Set down each line of the material that follows, exactly, with no pictures.

───── GIVEN ENTRIES

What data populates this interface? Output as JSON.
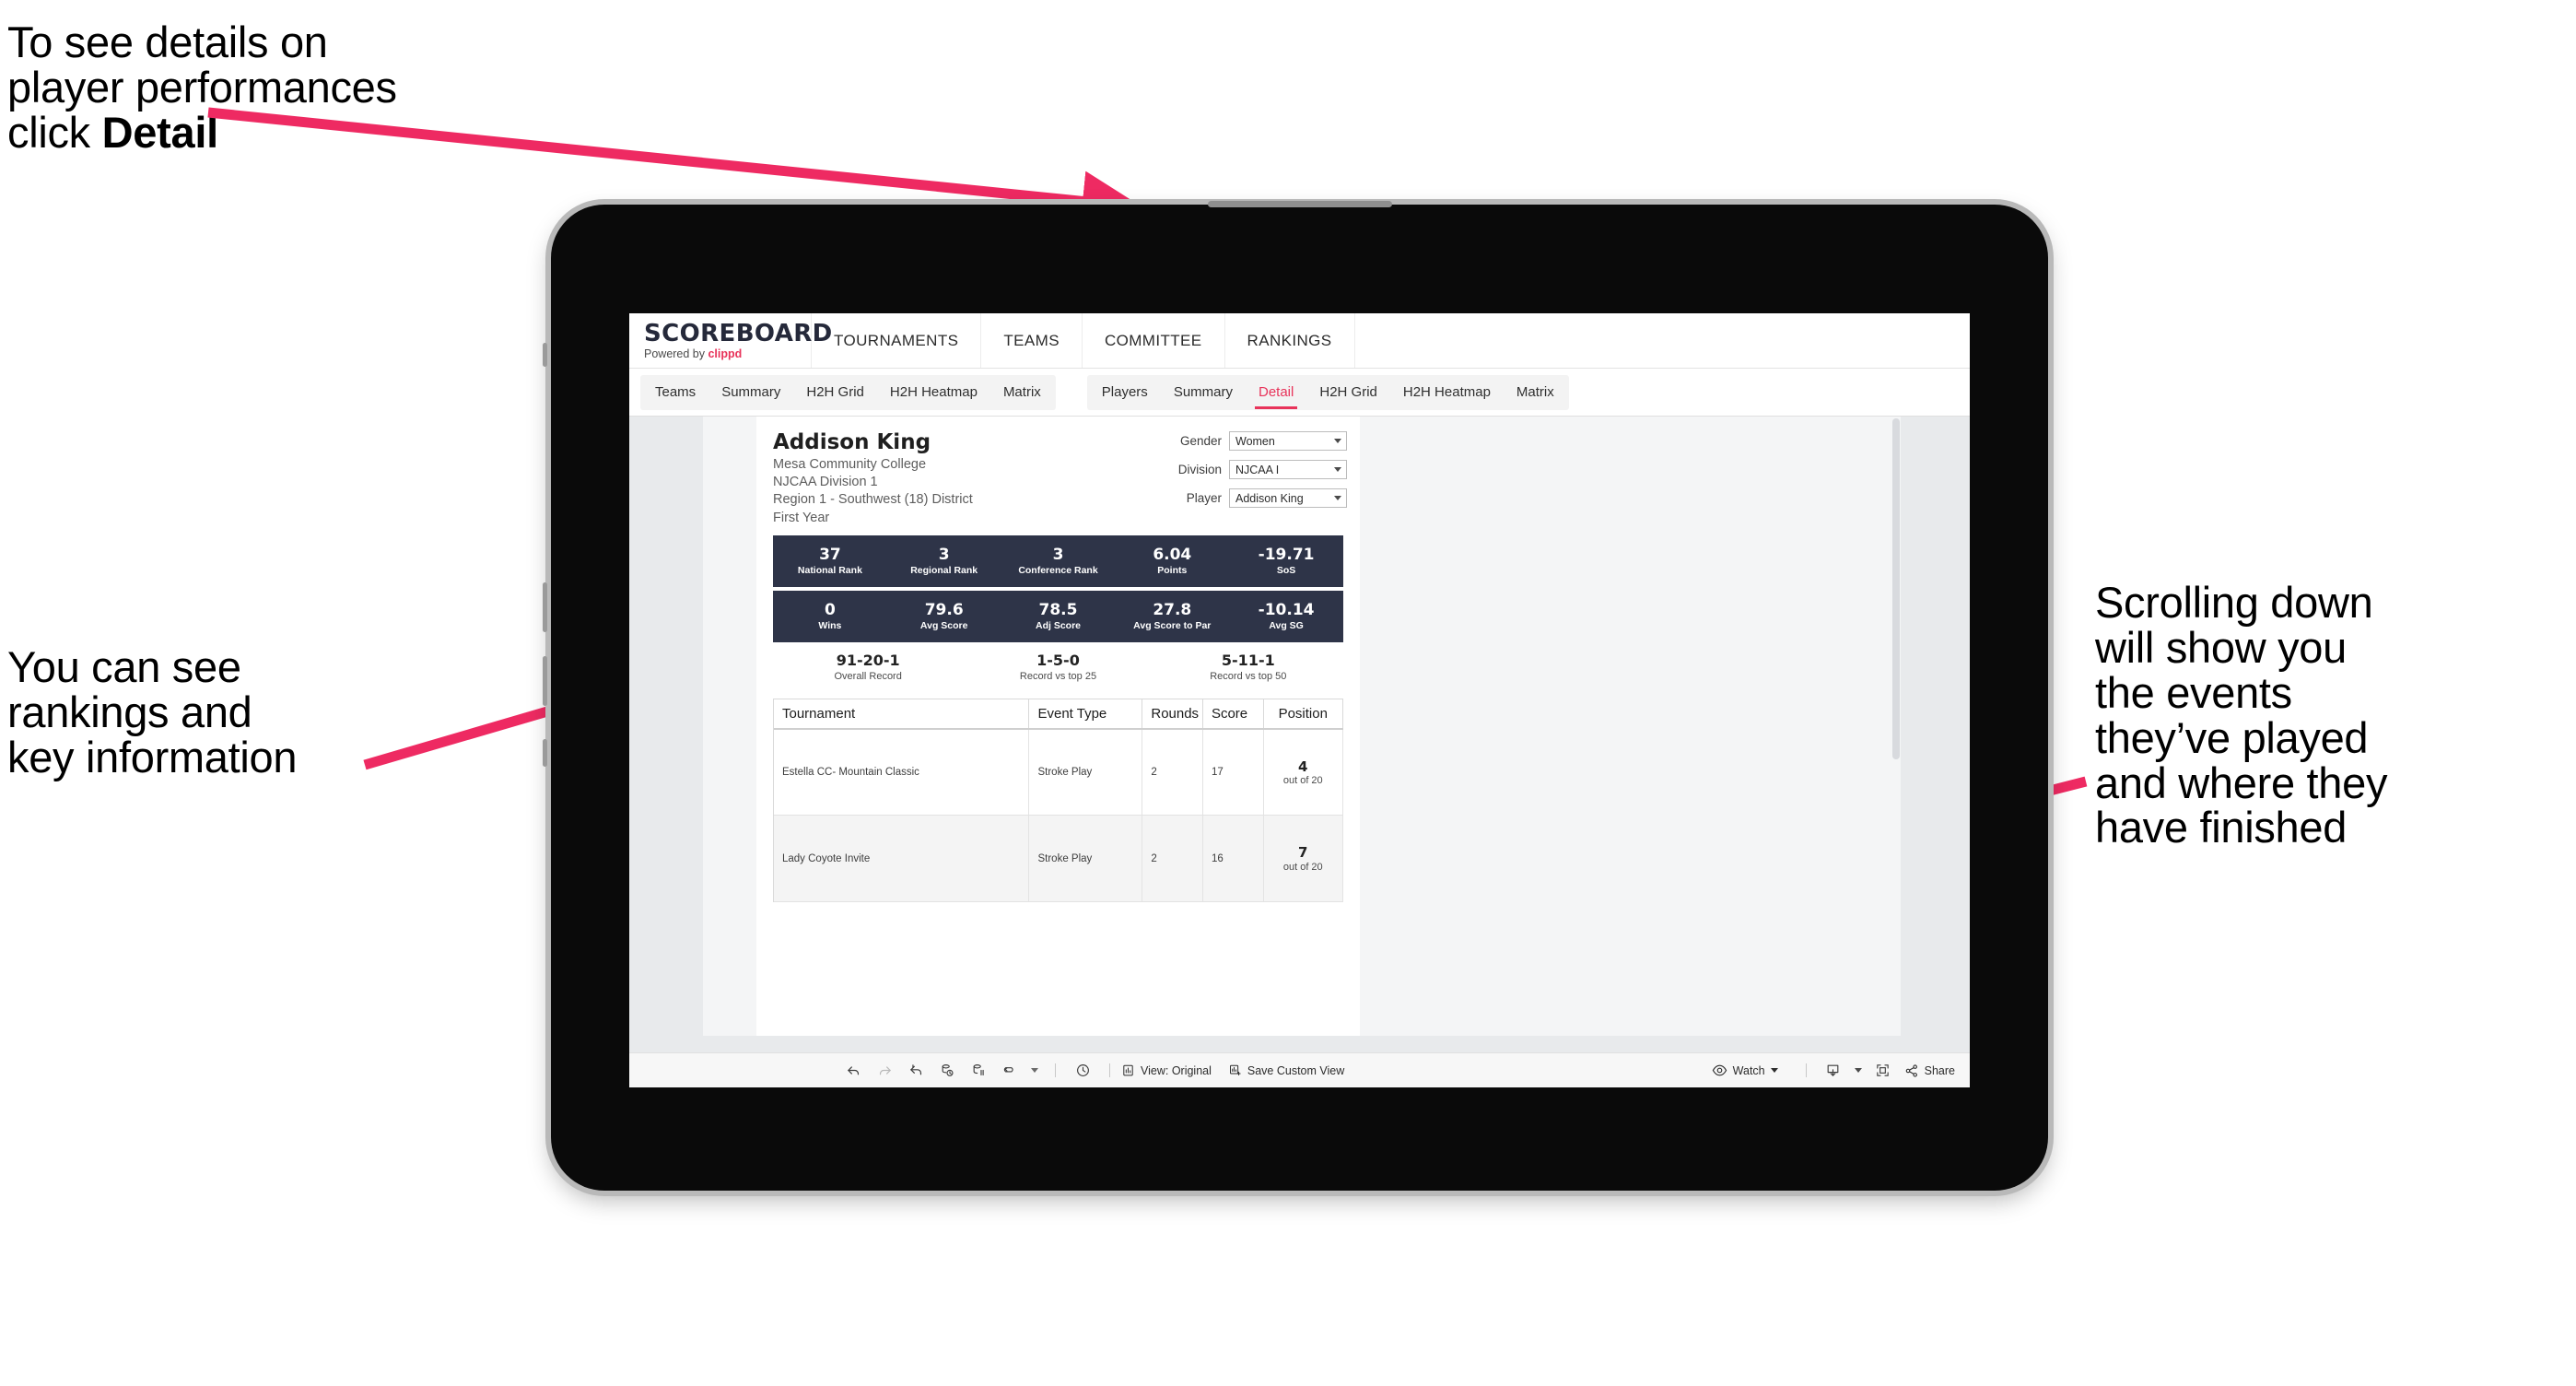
{
  "annotations": {
    "top_left": "To see details on\nplayer performances\nclick ",
    "top_left_bold": "Detail",
    "mid_left": "You can see\nrankings and\nkey information",
    "right": "Scrolling down\nwill show you\nthe events\nthey’ve played\nand where they\nhave finished",
    "arrow_color": "#ee2a62"
  },
  "app": {
    "logo": {
      "main": "SCOREBOARD",
      "powered_prefix": "Powered by ",
      "brand": "clippd"
    },
    "topnav": [
      "TOURNAMENTS",
      "TEAMS",
      "COMMITTEE",
      "RANKINGS"
    ],
    "tabs_group_1": [
      {
        "label": "Teams",
        "active": false
      },
      {
        "label": "Summary",
        "active": false
      },
      {
        "label": "H2H Grid",
        "active": false
      },
      {
        "label": "H2H Heatmap",
        "active": false
      },
      {
        "label": "Matrix",
        "active": false
      }
    ],
    "tabs_group_2": [
      {
        "label": "Players",
        "active": false
      },
      {
        "label": "Summary",
        "active": false
      },
      {
        "label": "Detail",
        "active": true
      },
      {
        "label": "H2H Grid",
        "active": false
      },
      {
        "label": "H2H Heatmap",
        "active": false
      },
      {
        "label": "Matrix",
        "active": false
      }
    ],
    "accent_color": "#e8335a",
    "kpi_bar_color": "#2e3448"
  },
  "player": {
    "name": "Addison King",
    "school": "Mesa Community College",
    "division": "NJCAA Division 1",
    "region": "Region 1 - Southwest (18) District",
    "year": "First Year"
  },
  "filters": [
    {
      "label": "Gender",
      "value": "Women"
    },
    {
      "label": "Division",
      "value": "NJCAA I"
    },
    {
      "label": "Player",
      "value": "Addison King"
    }
  ],
  "kpis_row1": [
    {
      "value": "37",
      "label": "National Rank"
    },
    {
      "value": "3",
      "label": "Regional Rank"
    },
    {
      "value": "3",
      "label": "Conference Rank"
    },
    {
      "value": "6.04",
      "label": "Points"
    },
    {
      "value": "-19.71",
      "label": "SoS"
    }
  ],
  "kpis_row2": [
    {
      "value": "0",
      "label": "Wins"
    },
    {
      "value": "79.6",
      "label": "Avg Score"
    },
    {
      "value": "78.5",
      "label": "Adj Score"
    },
    {
      "value": "27.8",
      "label": "Avg Score to Par"
    },
    {
      "value": "-10.14",
      "label": "Avg SG"
    }
  ],
  "records": [
    {
      "value": "91-20-1",
      "label": "Overall Record"
    },
    {
      "value": "1-5-0",
      "label": "Record vs top 25"
    },
    {
      "value": "5-11-1",
      "label": "Record vs top 50"
    }
  ],
  "tournament_table": {
    "headers": [
      "Tournament",
      "Event Type",
      "Rounds",
      "Score",
      "Position"
    ],
    "rows": [
      {
        "tournament": "Estella CC- Mountain Classic",
        "event_type": "Stroke Play",
        "rounds": "2",
        "score": "17",
        "position": "4",
        "position_sub": "out of 20"
      },
      {
        "tournament": "Lady Coyote Invite",
        "event_type": "Stroke Play",
        "rounds": "2",
        "score": "16",
        "position": "7",
        "position_sub": "out of 20"
      }
    ]
  },
  "toolbar": {
    "icons": [
      "undo-icon",
      "redo-icon",
      "revert-icon",
      "refresh-data-icon",
      "pause-updates-icon",
      "pan-icon",
      "pan-dropdown-caret"
    ],
    "clock_icon": "clock-icon",
    "view_original": "View: Original",
    "save_custom_view": "Save Custom View",
    "watch": "Watch",
    "share": "Share",
    "download_icon": "download-icon",
    "fullscreen_icon": "fullscreen-icon"
  }
}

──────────

- TASK SOLUTION
What data populates this interface? Output as JSON.
{
  "annotations": {
    "top_left": "To see details on\nplayer performances\nclick ",
    "top_left_bold": "Detail",
    "mid_left": "You can see\nrankings and\nkey information",
    "right": "Scrolling down\nwill show you\nthe events\nthey’ve played\nand where they\nhave finished",
    "arrow_color": "#ee2a62"
  },
  "app": {
    "logo": {
      "main": "SCOREBOARD",
      "powered_prefix": "Powered by ",
      "brand": "clippd"
    },
    "topnav": [
      "TOURNAMENTS",
      "TEAMS",
      "COMMITTEE",
      "RANKINGS"
    ],
    "tabs_group_1": [
      {
        "label": "Teams",
        "active": false
      },
      {
        "label": "Summary",
        "active": false
      },
      {
        "label": "H2H Grid",
        "active": false
      },
      {
        "label": "H2H Heatmap",
        "active": false
      },
      {
        "label": "Matrix",
        "active": false
      }
    ],
    "tabs_group_2": [
      {
        "label": "Players",
        "active": false
      },
      {
        "label": "Summary",
        "active": false
      },
      {
        "label": "Detail",
        "active": true
      },
      {
        "label": "H2H Grid",
        "active": false
      },
      {
        "label": "H2H Heatmap",
        "active": false
      },
      {
        "label": "Matrix",
        "active": false
      }
    ],
    "accent_color": "#e8335a",
    "kpi_bar_color": "#2e3448"
  },
  "player": {
    "name": "Addison King",
    "school": "Mesa Community College",
    "division": "NJCAA Division 1",
    "region": "Region 1 - Southwest (18) District",
    "year": "First Year"
  },
  "filters": [
    {
      "label": "Gender",
      "value": "Women"
    },
    {
      "label": "Division",
      "value": "NJCAA I"
    },
    {
      "label": "Player",
      "value": "Addison King"
    }
  ],
  "kpis_row1": [
    {
      "value": "37",
      "label": "National Rank"
    },
    {
      "value": "3",
      "label": "Regional Rank"
    },
    {
      "value": "3",
      "label": "Conference Rank"
    },
    {
      "value": "6.04",
      "label": "Points"
    },
    {
      "value": "-19.71",
      "label": "SoS"
    }
  ],
  "kpis_row2": [
    {
      "value": "0",
      "label": "Wins"
    },
    {
      "value": "79.6",
      "label": "Avg Score"
    },
    {
      "value": "78.5",
      "label": "Adj Score"
    },
    {
      "value": "27.8",
      "label": "Avg Score to Par"
    },
    {
      "value": "-10.14",
      "label": "Avg SG"
    }
  ],
  "records": [
    {
      "value": "91-20-1",
      "label": "Overall Record"
    },
    {
      "value": "1-5-0",
      "label": "Record vs top 25"
    },
    {
      "value": "5-11-1",
      "label": "Record vs top 50"
    }
  ],
  "tournament_table": {
    "headers": [
      "Tournament",
      "Event Type",
      "Rounds",
      "Score",
      "Position"
    ],
    "rows": [
      {
        "tournament": "Estella CC- Mountain Classic",
        "event_type": "Stroke Play",
        "rounds": "2",
        "score": "17",
        "position": "4",
        "position_sub": "out of 20"
      },
      {
        "tournament": "Lady Coyote Invite",
        "event_type": "Stroke Play",
        "rounds": "2",
        "score": "16",
        "position": "7",
        "position_sub": "out of 20"
      }
    ]
  },
  "toolbar": {
    "icons": [
      "undo-icon",
      "redo-icon",
      "revert-icon",
      "refresh-data-icon",
      "pause-updates-icon",
      "pan-icon",
      "pan-dropdown-caret"
    ],
    "clock_icon": "clock-icon",
    "view_original": "View: Original",
    "save_custom_view": "Save Custom View",
    "watch": "Watch",
    "share": "Share",
    "download_icon": "download-icon",
    "fullscreen_icon": "fullscreen-icon"
  }
}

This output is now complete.